Risks for buyers on buying non pure gold coins

Risks for Canadian buyers on buying non pure gold coins

So you live in Canada, and you really like a certain gold coin that isn't pure gold (24 karat or 999 or 9999 or 99999).

This coin that you are really interested in could be an:

  1. American Gold Eagle (22 Karat)
  2. Gold Sovereigns (22 Karat)
  3. Gold Krugerrand (22 Karat), or
  4. Some very old gold coin

The following is a summary of the law that pertains to these types of coins

In Canada, precious metal bullion is typically free from GST/HST if they are in the form of bars, ingots, coins, or wafers made of gold, silver, or platinum. The purity must be at least 99.50% for gold and platinum and 99.9% for silver. However, products made of palladium do incur GST/HST.

For exact information refer to the Canadian governments website (go to clause 27) - https://www.canada.ca/en/revenue-agency/services/forms-publications/publications/17-1/definition-financial-instrument.html

The following is the text from that page as of September 1, 2023

Precious metals

Definition of precious metal
ss 123(1)

27. A "precious metal" is a bar, ingot, coin or wafer of gold, platinum or silver that is refined to a purity level of at least

  1. 99.5% in the case of gold and platinum, and
  2. 99.9% in the case of silver.

Policy statement
P-192, Supplies of Precious Metals

28. A precious metal in the form of a bar, ingot or wafer at the required purity levels must generally be recognized and accepted for trading on Canadian financial markets. Ordinarily, these will bear markings indicating their purity level. They will also have an identification mark of the issuing financial institution or refinery. With respect to coins, only those metals at the required purity levels that have been issued by a government authority and that may be used as currency will qualify.

29. Any supply of a precious metal (i.e., gold, platinum or silver) meeting the purity requirements, as set out in the definition of precious metal in subsection 123(1), is a supply of a financial service and generally exempt. Metals of this quality are normally investment-related and are usually bought and sold on international exchanges that establish world-wide precious metal prices.

30. The sale or purchase of a precious metal, in the course of a commercial activity, that does not comply with the defined requirements is not considered a supply of a financial instrument, but rather a supply of property. Generally, the sale of gold, platinum or silver in bar, ingot, coin or wafer form with a purity level of less than 99.5% for gold and platinum, and less than 99.9% for silver is taxable at 7% or 15%. The sale of gold, platinum or silver at the defined purity levels, but not in the form of a bar, ingot, coin or wafer (e.g., in granular form), is taxable at 7% or 15%.

How will buying one of these non pure gold coins in Canada really impact me?

The answer is "it depends".

American Gold Eagles sell for well above spot in the United States, and are always in very high demand.
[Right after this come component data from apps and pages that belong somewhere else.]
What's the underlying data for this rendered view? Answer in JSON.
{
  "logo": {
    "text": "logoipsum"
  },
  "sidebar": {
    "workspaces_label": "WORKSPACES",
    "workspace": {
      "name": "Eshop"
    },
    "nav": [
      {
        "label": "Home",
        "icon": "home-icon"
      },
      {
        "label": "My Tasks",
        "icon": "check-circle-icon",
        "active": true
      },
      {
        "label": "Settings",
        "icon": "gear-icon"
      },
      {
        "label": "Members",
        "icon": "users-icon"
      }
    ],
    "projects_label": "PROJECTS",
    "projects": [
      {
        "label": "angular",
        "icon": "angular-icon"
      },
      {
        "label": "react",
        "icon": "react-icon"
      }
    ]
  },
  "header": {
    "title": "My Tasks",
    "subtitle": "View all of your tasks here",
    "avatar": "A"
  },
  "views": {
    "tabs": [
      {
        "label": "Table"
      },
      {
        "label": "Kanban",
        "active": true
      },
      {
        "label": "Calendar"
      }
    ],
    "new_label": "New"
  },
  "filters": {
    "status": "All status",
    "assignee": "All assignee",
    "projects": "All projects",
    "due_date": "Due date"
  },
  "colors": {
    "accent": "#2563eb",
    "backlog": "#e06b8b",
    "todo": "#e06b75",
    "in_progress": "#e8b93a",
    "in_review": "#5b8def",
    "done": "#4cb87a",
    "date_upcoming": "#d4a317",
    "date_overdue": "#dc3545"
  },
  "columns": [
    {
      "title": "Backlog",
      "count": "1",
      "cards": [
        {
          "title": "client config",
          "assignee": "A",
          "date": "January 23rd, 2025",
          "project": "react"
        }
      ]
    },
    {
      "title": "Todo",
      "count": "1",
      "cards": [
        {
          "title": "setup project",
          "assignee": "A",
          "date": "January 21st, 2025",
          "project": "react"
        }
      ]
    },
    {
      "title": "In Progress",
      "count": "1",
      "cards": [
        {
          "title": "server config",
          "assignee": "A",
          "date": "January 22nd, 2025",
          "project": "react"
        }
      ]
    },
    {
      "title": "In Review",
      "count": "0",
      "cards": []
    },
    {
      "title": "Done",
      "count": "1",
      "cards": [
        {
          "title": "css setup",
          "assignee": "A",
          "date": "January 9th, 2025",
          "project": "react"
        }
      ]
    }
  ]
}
So if you plan on travelling stateside, then these may be the right fit for you.

Vintage and ancient gold coins like sovereigns go up in value at a higher rate than just spot. So if you have a keen eye for these types of coins, and understand their growth potential, then the GST/HST issue should be a lesser problem for you.

But if you are buying bullion in Canada, and you don't want to pay tax then we recommend that you select only pure gold coins like the Gold Maple Leaf, the US Buffalo, the Australian Kangaroo or the British Britannia gold coins. Anything that is 999 or better is tax free.




Copyright © 2024 401Gold Inc | All Rights Reserved